■ **What to work on**
Give the data again exactly, without images.

(Data records for software interfaces)
*** Begin section ***

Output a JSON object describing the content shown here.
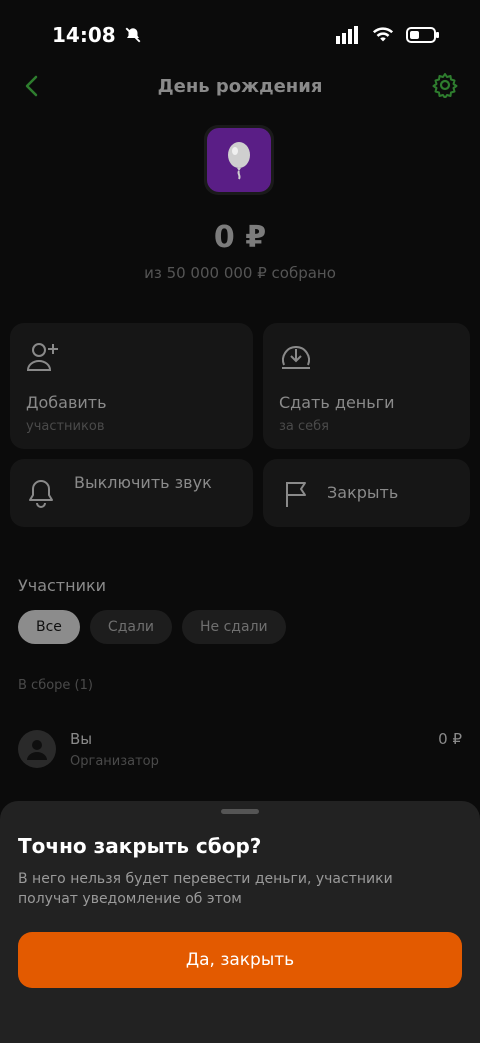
{
  "status_bar": {
    "time": "14:08"
  },
  "header": {
    "title": "День рождения"
  },
  "collection": {
    "amount": "0 ₽",
    "goal_text": "из 50 000 000 ₽ собрано"
  },
  "actions": [
    {
      "title": "Добавить",
      "subtitle": "участников"
    },
    {
      "title": "Сдать деньги",
      "subtitle": "за себя"
    },
    {
      "title": "Выключить звук"
    },
    {
      "title": "Закрыть"
    }
  ],
  "participants": {
    "title": "Участники",
    "filters": [
      "Все",
      "Сдали",
      "Не сдали"
    ],
    "group_label": "В сборе (1)",
    "members": [
      {
        "name": "Вы",
        "role": "Организатор",
        "amount": "0 ₽"
      }
    ]
  },
  "sheet": {
    "title": "Точно закрыть сбор?",
    "description": "В него нельзя будет перевести деньги, участники получат уведомление об этом",
    "confirm_label": "Да, закрыть"
  },
  "colors": {
    "accent_green": "#2e8b2e",
    "confirm_orange": "#e35a00",
    "sheet_bg": "#222222",
    "avatar_purple": "#5a1e86"
  }
}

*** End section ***

■ **Solved exercise**
Output a JSON object describing the content shown here.
{
  "status_bar": {
    "time": "14:08"
  },
  "header": {
    "title": "День рождения"
  },
  "collection": {
    "amount": "0 ₽",
    "goal_text": "из 50 000 000 ₽ собрано"
  },
  "actions": [
    {
      "title": "Добавить",
      "subtitle": "участников"
    },
    {
      "title": "Сдать деньги",
      "subtitle": "за себя"
    },
    {
      "title": "Выключить звук"
    },
    {
      "title": "Закрыть"
    }
  ],
  "participants": {
    "title": "Участники",
    "filters": [
      "Все",
      "Сдали",
      "Не сдали"
    ],
    "group_label": "В сборе (1)",
    "members": [
      {
        "name": "Вы",
        "role": "Организатор",
        "amount": "0 ₽"
      }
    ]
  },
  "sheet": {
    "title": "Точно закрыть сбор?",
    "description": "В него нельзя будет перевести деньги, участники получат уведомление об этом",
    "confirm_label": "Да, закрыть"
  },
  "colors": {
    "accent_green": "#2e8b2e",
    "confirm_orange": "#e35a00",
    "sheet_bg": "#222222",
    "avatar_purple": "#5a1e86"
  }
}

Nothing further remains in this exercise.